All this being said, ICAEW is strongly in favour of the UK and EU achieving a comparable regime of professional recognition to what exists today. Whatever the Brexit outcome, ICAEW will continue to develop the ACA as one of the most advanced learning and professional development accountancy programmes and build partnerships to promote its take-up in the EU.

Our Brexit guide Recognition of professional qualifications addresses the specific implications of Brexit for recognition arrangements giving access to regulated services. It specifically focuses on the potential “no deal” scenario, providing guidance on the most commonly relevant circumstances, while also setting out where ICAEW can assist members and students and EU professionals with enquiries. The focus is on arrangements between the UK and EU member states, although much of this will also be relevant to members in the other EEA countries (Iceland, Liechtenstein and Norway). We intend to add further specific guidance relating to professional recognition between the UK and Ireland, as the historic bilateral links raise specific additional points for consideration, where further clarity is being sought.

The complete guide covers:
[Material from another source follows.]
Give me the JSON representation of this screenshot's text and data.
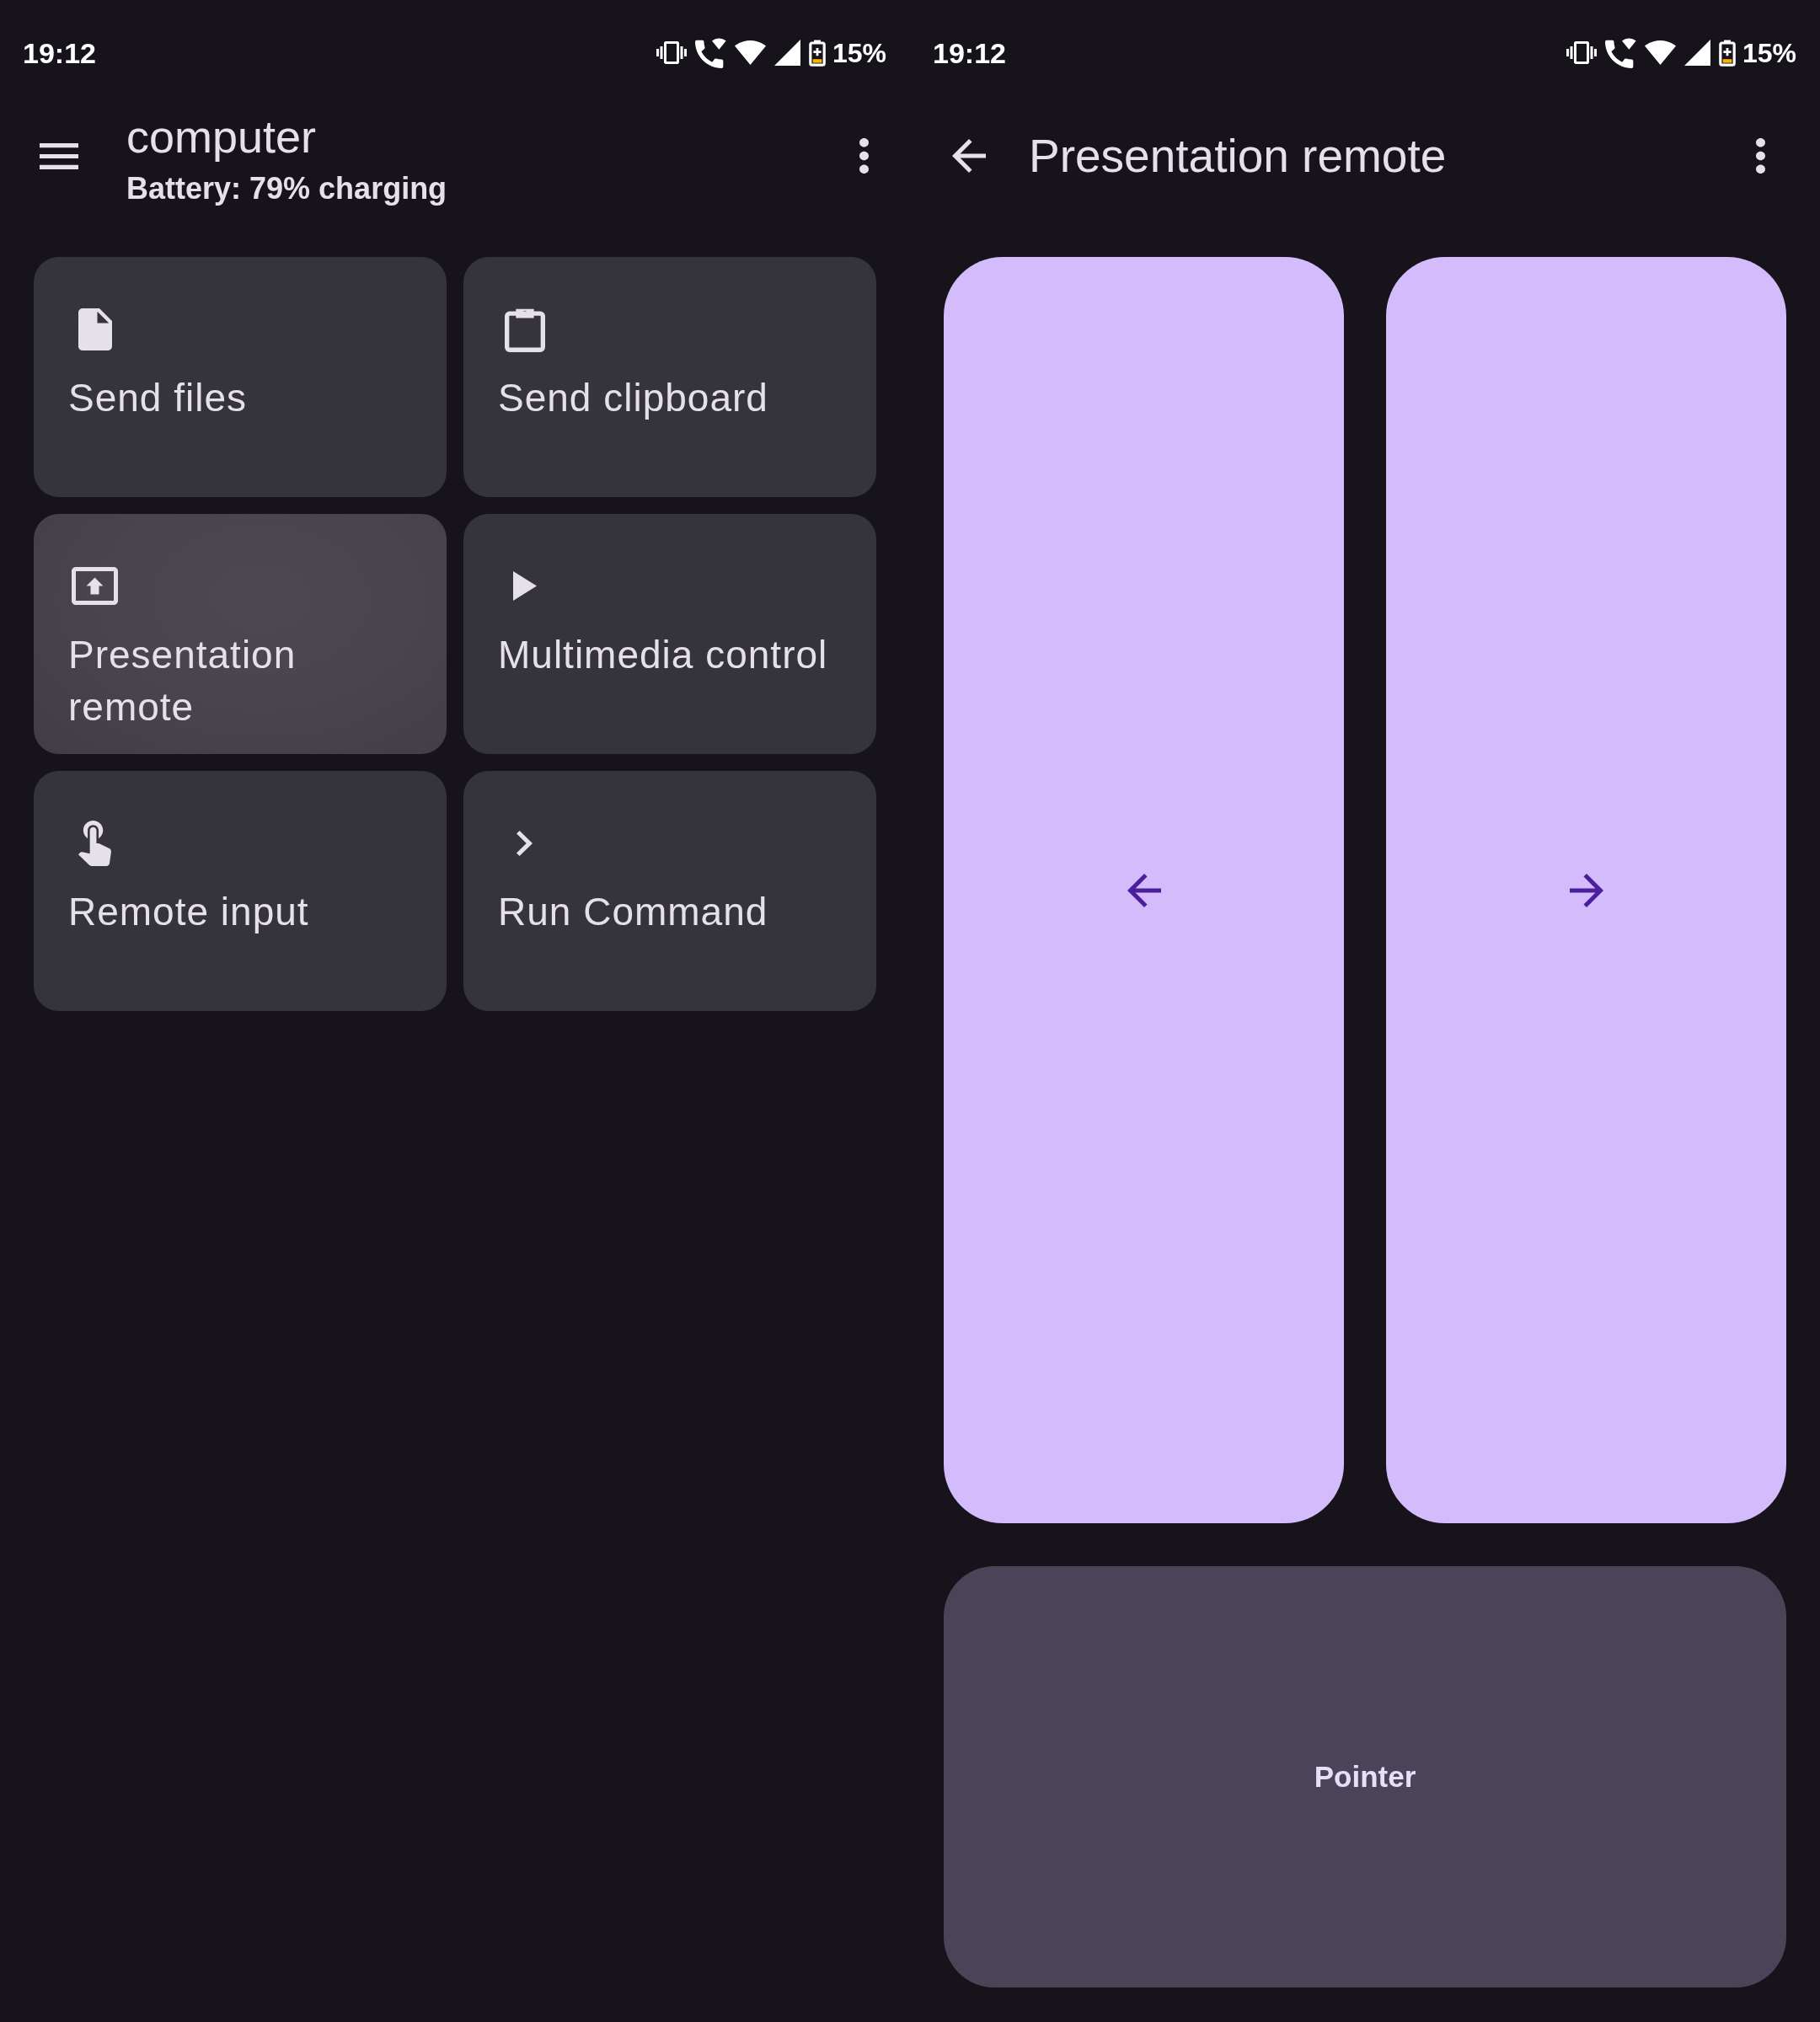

  • the current situation for ICAEW members in the UK and EU27;
  • arrangements if there is a withdrawal Agreement and a transition period;
  • implications of a “no deal” scenario for ICAEW members pursuing new recognition applications;
  • implications of a "no deal" scenario for EU professionals pursuing new recognition applications in the UK, and with ICAEW specifically;
  • implications for students; and
  • what ICAEW is doing to engage with the UK government and the EU institutions during the negotiation process.